Eye For Film >> Movies >> The Great Day (2017) Film Review
The Great Day
Reviewed by: Jennie Kermode
Some days are bigger than others. When you're young, this revelation can be overwhelming. You work towards something for years - perhaps as long as you can remember - and then all at once there arrives the moment on which everything seems to hinge, a moment that could decide your destiny. This documentary, made in partnership with UNESCO, meets four young people from around the world who are facing that moment.
Fifteen-year-old Nidhi Jha, from Benares, dreams of becoming an engineer. To achieve that, she has to pass India's Super 30 exam, which will allow her access to state funded further education. She's studying hard, spending every spare moment bent over her books. Her family are supportive, her father beaming with pride, but the clamour of life still goes on around her, testing her concentration. Can she make the cut?

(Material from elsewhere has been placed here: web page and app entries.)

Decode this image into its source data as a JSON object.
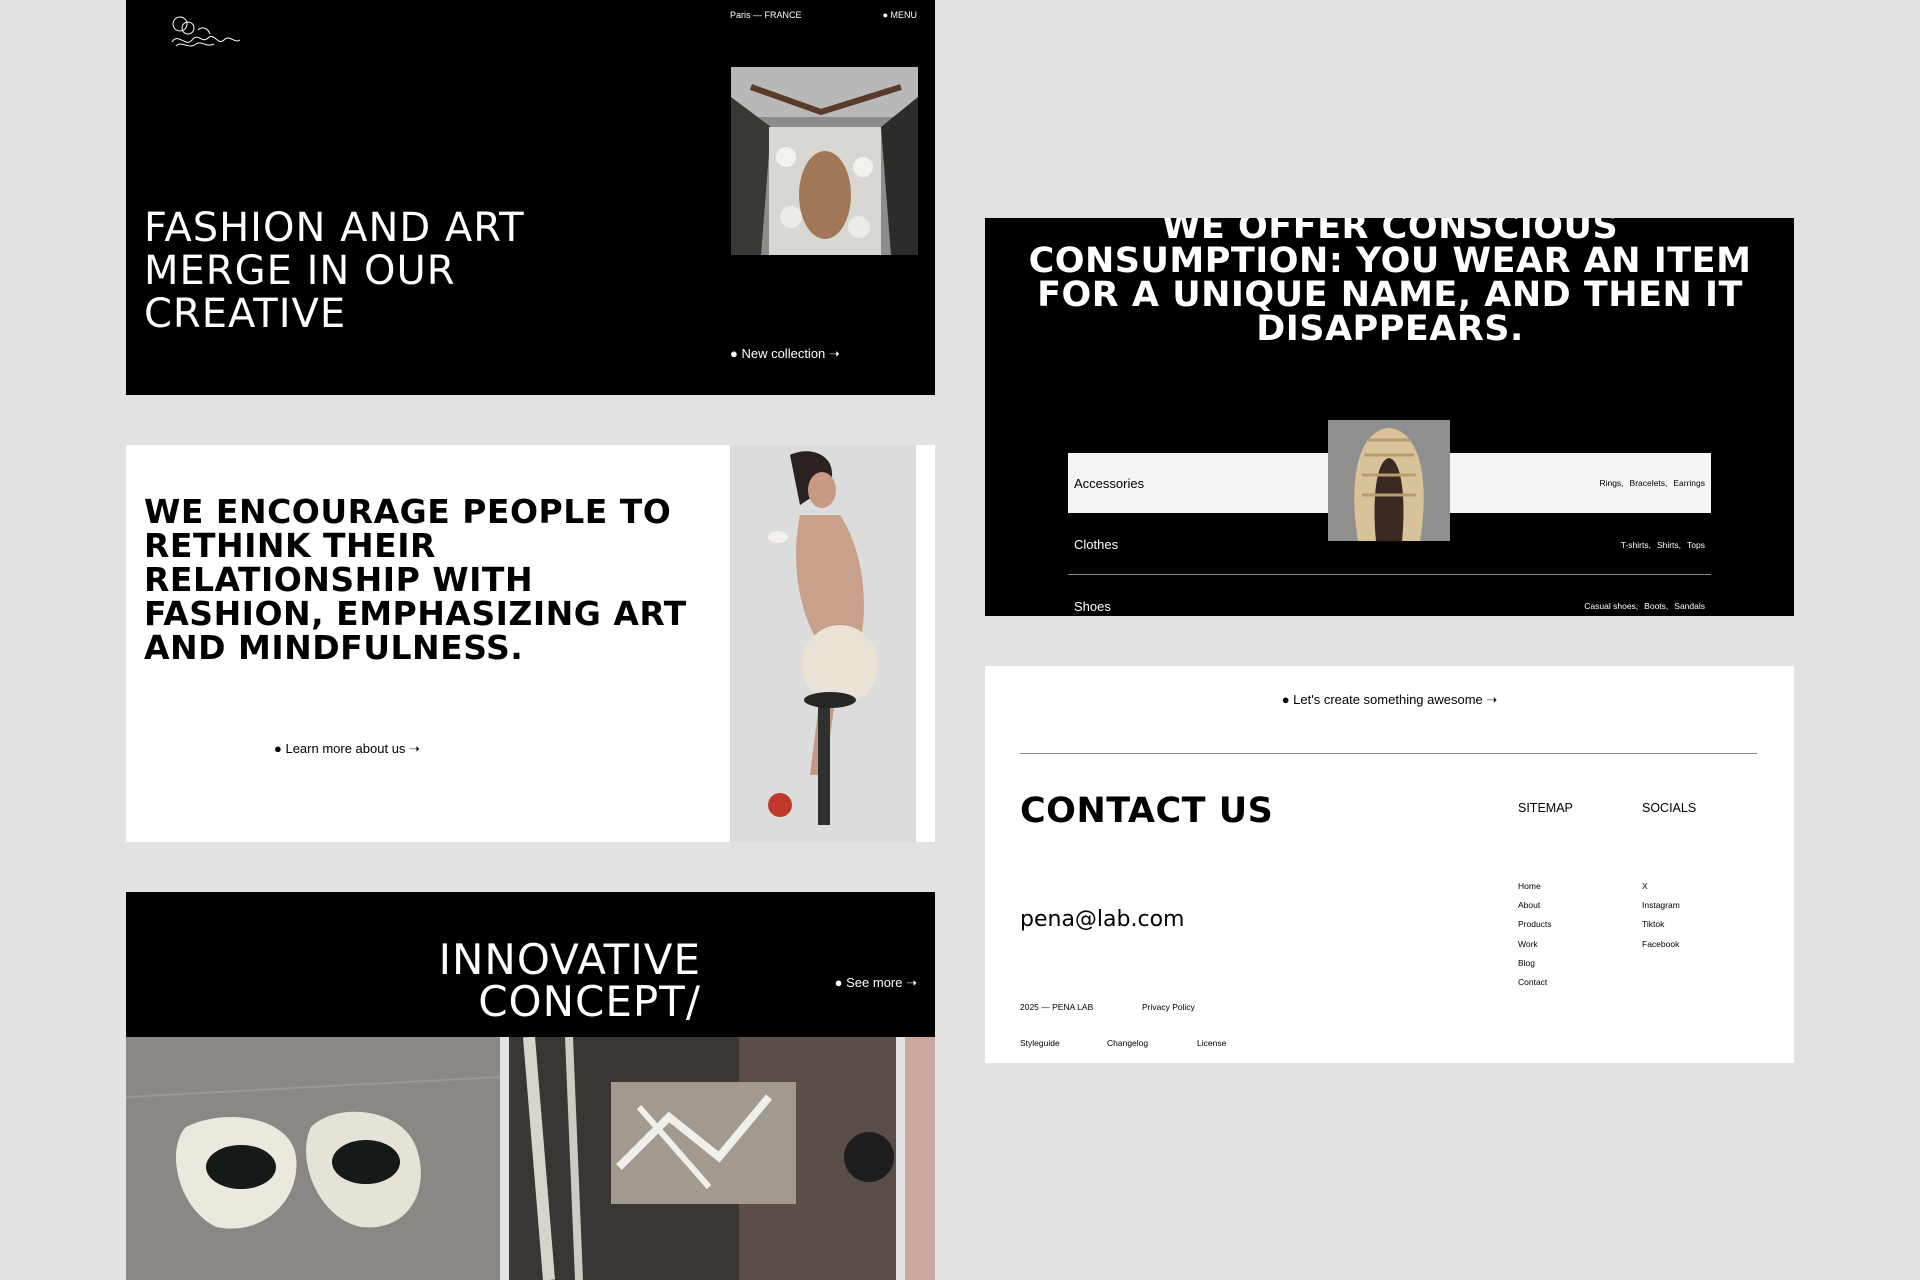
{
  "colors": {
    "background": "#e2e2e2",
    "black": "#000000",
    "white": "#ffffff"
  },
  "hero": {
    "location": "Paris — FRANCE",
    "menu": "● MENU",
    "headline": "FASHION AND ART MERGE IN OUR CREATIVE",
    "cta": "● New collection ➝"
  },
  "about": {
    "headline": "WE ENCOURAGE PEOPLE TO RETHINK THEIR RELATIONSHIP WITH FASHION, EMPHASIZING ART AND MINDFULNESS.",
    "cta": "● Learn more about us ➝"
  },
  "concept": {
    "headline": "INNOVATIVE CONCEPT/",
    "cta": "● See more ➝"
  },
  "categories": {
    "headline": "WE OFFER CONSCIOUS CONSUMPTION: YOU WEAR AN ITEM FOR A UNIQUE NAME, AND THEN IT DISAPPEARS.",
    "rows": [
      {
        "name": "Accessories",
        "subs": [
          "Rings,",
          "Bracelets,",
          "Earrings"
        ]
      },
      {
        "name": "Clothes",
        "subs": [
          "T-shirts,",
          "Shirts,",
          "Tops"
        ]
      },
      {
        "name": "Shoes",
        "subs": [
          "Casual shoes,",
          "Boots,",
          "Sandals"
        ]
      }
    ]
  },
  "contact": {
    "cta": "● Let's create something awesome ➝",
    "headline": "CONTACT US",
    "email": "pena@lab.com",
    "sitemap_title": "SITEMAP",
    "sitemap": [
      "Home",
      "About",
      "Products",
      "Work",
      "Blog",
      "Contact"
    ],
    "socials_title": "SOCIALS",
    "socials": [
      "X",
      "Instagram",
      "Tiktok",
      "Facebook"
    ],
    "copyright": "2025 — PENA LAB",
    "privacy": "Privacy Policy",
    "styleguide": "Styleguide",
    "changelog": "Changelog",
    "license": "License"
  }
}
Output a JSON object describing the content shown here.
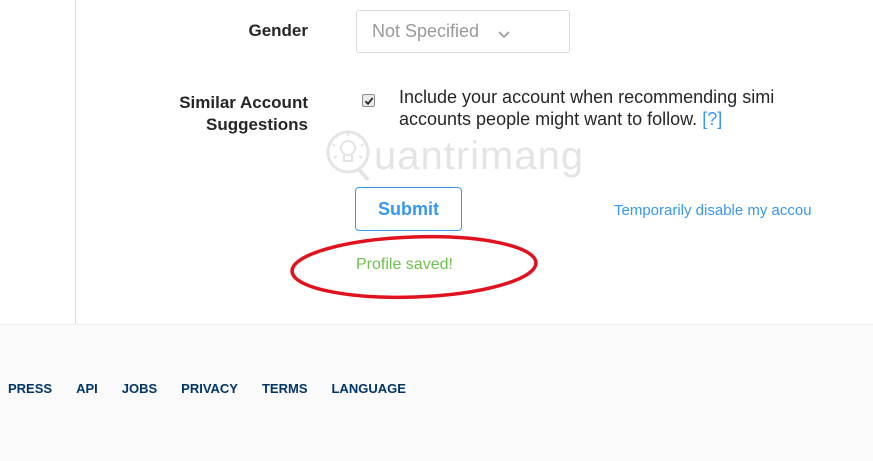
{
  "form": {
    "gender": {
      "label": "Gender",
      "value": "Not Specified"
    },
    "similar": {
      "label_line1": "Similar Account",
      "label_line2": "Suggestions",
      "checked": true,
      "desc_line1": "Include your account when recommending simi",
      "desc_line2": "accounts people might want to follow.",
      "help": "[?]"
    },
    "submit_label": "Submit",
    "disable_link": "Temporarily disable my accou",
    "saved_message": "Profile saved!"
  },
  "watermark": {
    "brand": "uantrimang"
  },
  "annotation": {
    "color": "#e0121e"
  },
  "footer": {
    "links": [
      "PRESS",
      "API",
      "JOBS",
      "PRIVACY",
      "TERMS",
      "LANGUAGE"
    ]
  },
  "colors": {
    "accent": "#3897f0",
    "success": "#70c050",
    "footer_link": "#003569"
  }
}
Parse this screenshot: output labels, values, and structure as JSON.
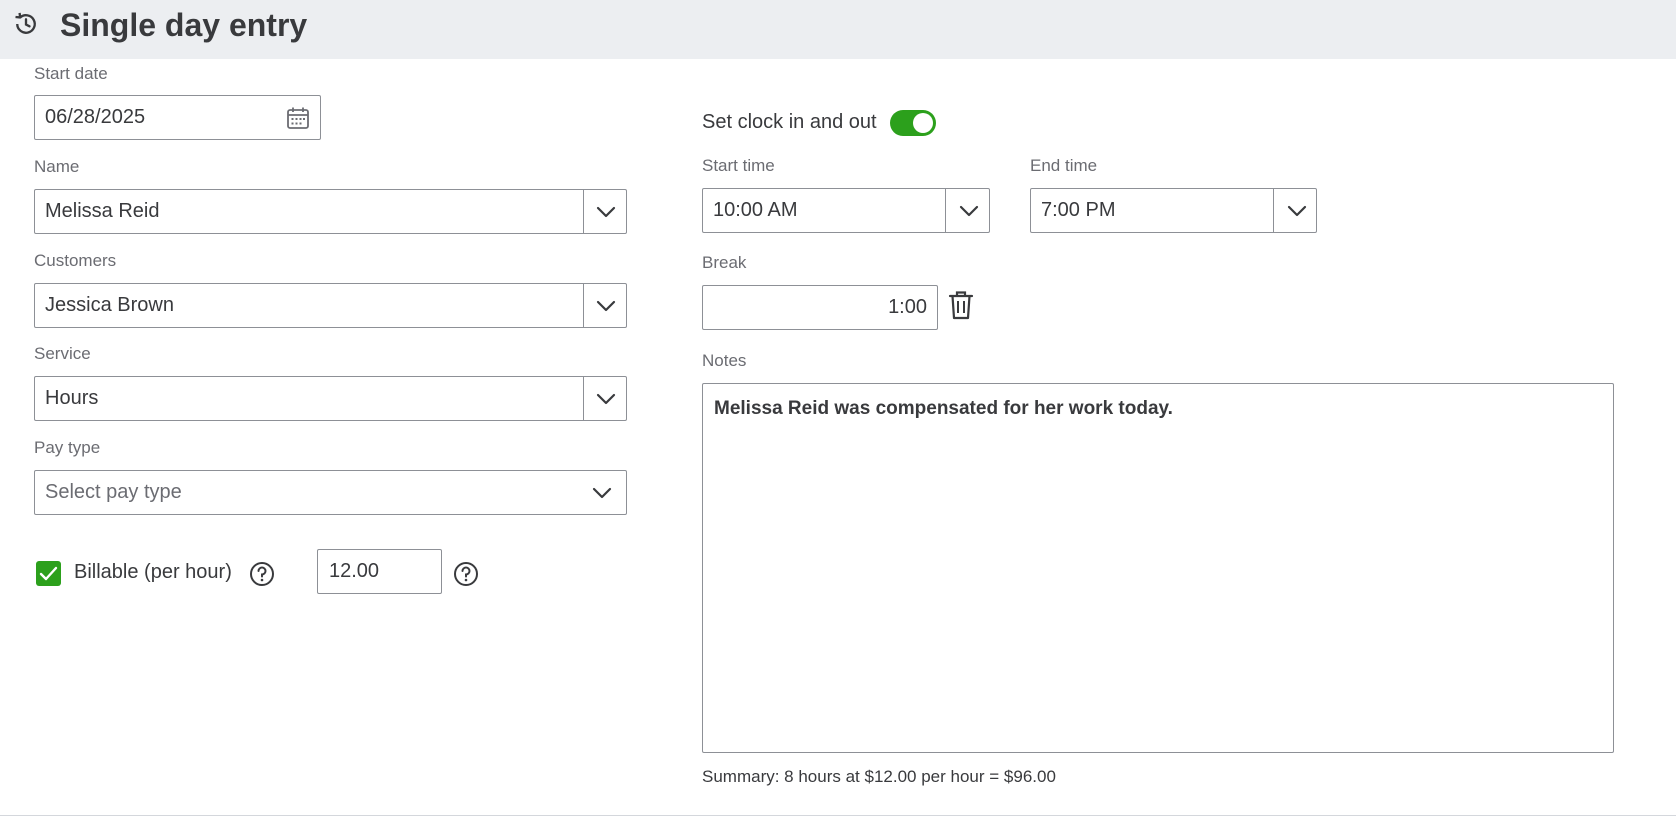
{
  "header": {
    "title": "Single day entry",
    "icon": "history-icon"
  },
  "form": {
    "start_date": {
      "label": "Start date",
      "value": "06/28/2025",
      "icon": "calendar-icon"
    },
    "name": {
      "label": "Name",
      "value": "Melissa Reid"
    },
    "customers": {
      "label": "Customers",
      "value": "Jessica Brown"
    },
    "service": {
      "label": "Service",
      "value": "Hours"
    },
    "pay_type": {
      "label": "Pay type",
      "placeholder": "Select pay type"
    },
    "billable": {
      "label": "Billable (per hour)",
      "checked": true,
      "rate": "12.00"
    }
  },
  "clock": {
    "toggle_label": "Set clock in and out",
    "toggle_on": true,
    "start_time": {
      "label": "Start time",
      "value": "10:00 AM"
    },
    "end_time": {
      "label": "End time",
      "value": "7:00 PM"
    },
    "break": {
      "label": "Break",
      "value": "1:00"
    }
  },
  "notes": {
    "label": "Notes",
    "value": "Melissa Reid was compensated for her work today."
  },
  "summary": "Summary: 8 hours at $12.00 per hour = $96.00",
  "colors": {
    "accent": "#2ca01c",
    "header_bg": "#eceef1",
    "text": "#393a3d",
    "border": "#8d9096"
  }
}
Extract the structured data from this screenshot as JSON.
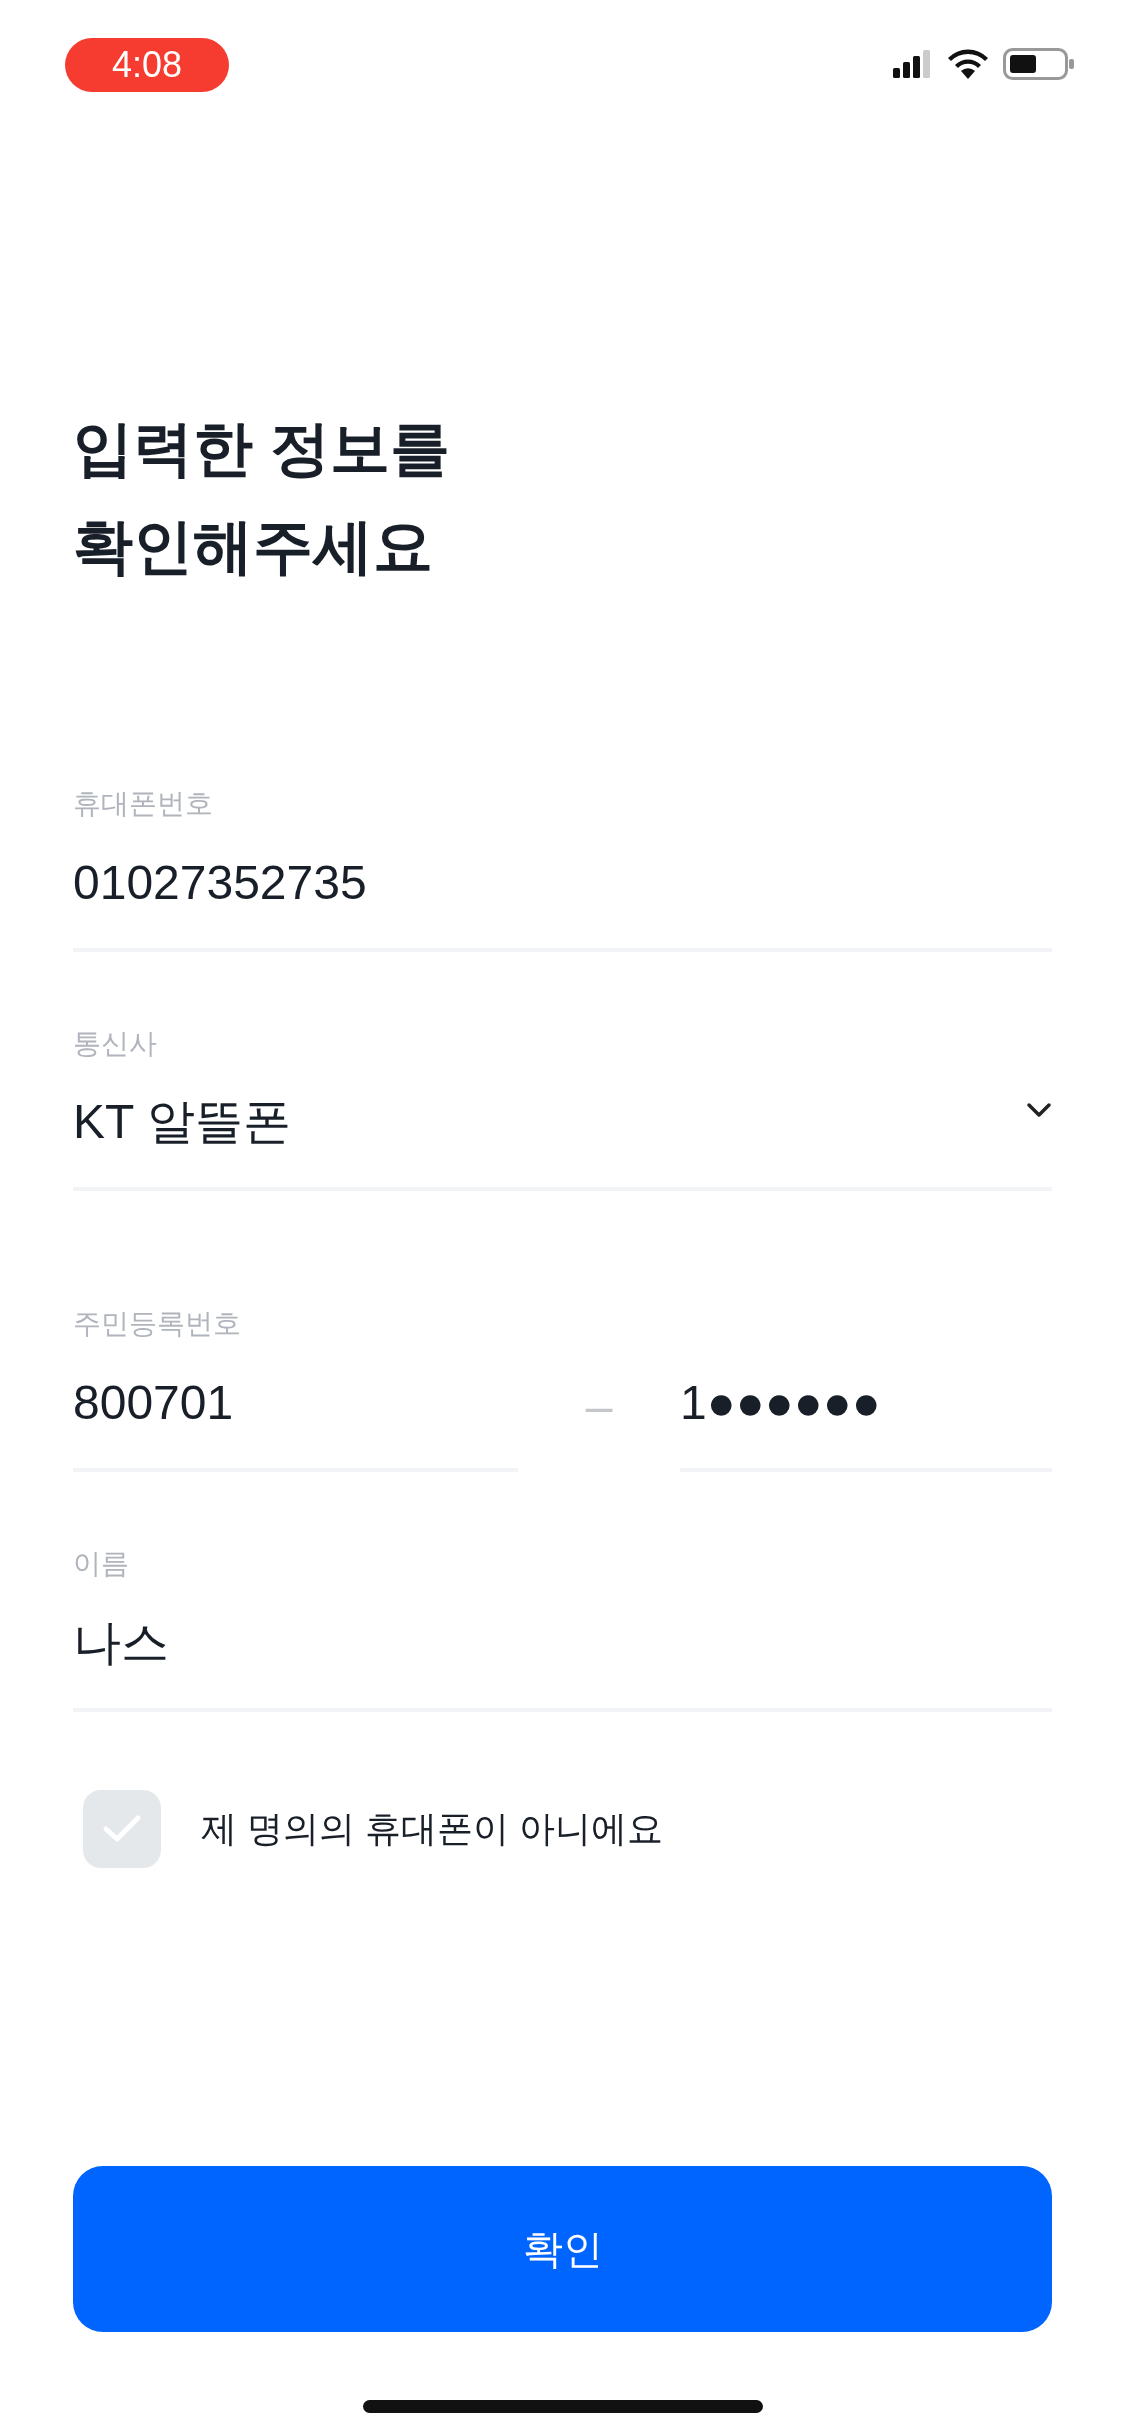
{
  "status_bar": {
    "time": "4:08"
  },
  "title": [
    "입력한 정보를",
    "확인해주세요"
  ],
  "fields": [
    {
      "kind": "text",
      "label": "휴대폰번호",
      "value": "01027352735"
    },
    {
      "kind": "select",
      "label": "통신사",
      "value": "KT 알뜰폰"
    },
    {
      "kind": "split",
      "label": "주민등록번호",
      "value": "800701",
      "separator": "–",
      "second_value": "1●●●●●●"
    },
    {
      "kind": "text",
      "label": "이름",
      "value": "나스"
    }
  ],
  "checkbox": {
    "label": "제 명의의 휴대폰이 아니에요",
    "checked": false
  },
  "button": {
    "label": "확인"
  }
}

For 11-year-old Deegii Batjargal from Ulan Bator, the test is primarily physical. She dreams of running away with the circus, but unlike most children with that ambition, she's undertaking the serous hard work necessary to achieve it, working to become a contortionist. Gripping a balancing bar in her teeth, she stands on her hands, bending her back to stretch her legs down over her head. Her mother helps her pick out an outfit she loves, but there's still a shyness and emotional fragility about her that makes it harder to perform onstage. Can she build up her confidence, as well as her skills, in time to impress the people who matter?
In rural Uganda, 19-year-old Tom Ssekabira is fully focused on his love of great apes, especially chimpanzees. He's studying at Queen Elizabeth National Park, aiming to become a ranger. He's got ample confidence, a large, supportive family and what seems to be a genuine love of hard work, but he still has to get through the exam that will make all the difference.
In Cuba, another 11-year-old, Albert Ensasi Gonzalez Monteagudo, has his heart set on becoming an Olympic boxer. It's a lofty ambition and suffice to say that we don't see him win a gold medal here. We do see him training, however, and we meet the coach who believes he's got what it takes to get into Havana Sport Academy. Small as he is, his sport is more about swiftness and smarts than strength. There's something about Albert that holds real promise - if it all comes togeher on the day.
Young people the world over will relate to the emotions experienced here, and to the high hopes that drive the film's stars to work hard. Although it was made with the hope of inspiring more youngters and encouraging the funding of educational promgrammes, the film doesn't hold back from showing us how difficult the challenges involved are. It's not a simple patchwork of happy endings and easy solutions. The stories we see are complex and nuanced, though each of the young people clearly benefits from a lot of love and emotional support.
The Great Day will be most interesting to those facing similar turning points in their lives, and to adults who are themselves trying to be supportive but may have forgotten what it's like. It's a film of ups and downs. Deegii's insecurity is heartbreaking in places, Tom's modest joy a reminder of why the pursuit of such ambitions is worthwhile. Overall, this is a charmer of a film with a very serious point to make. Young people are worth our investment, and this film is worth yours.Reviewed on: 05 Oct 2017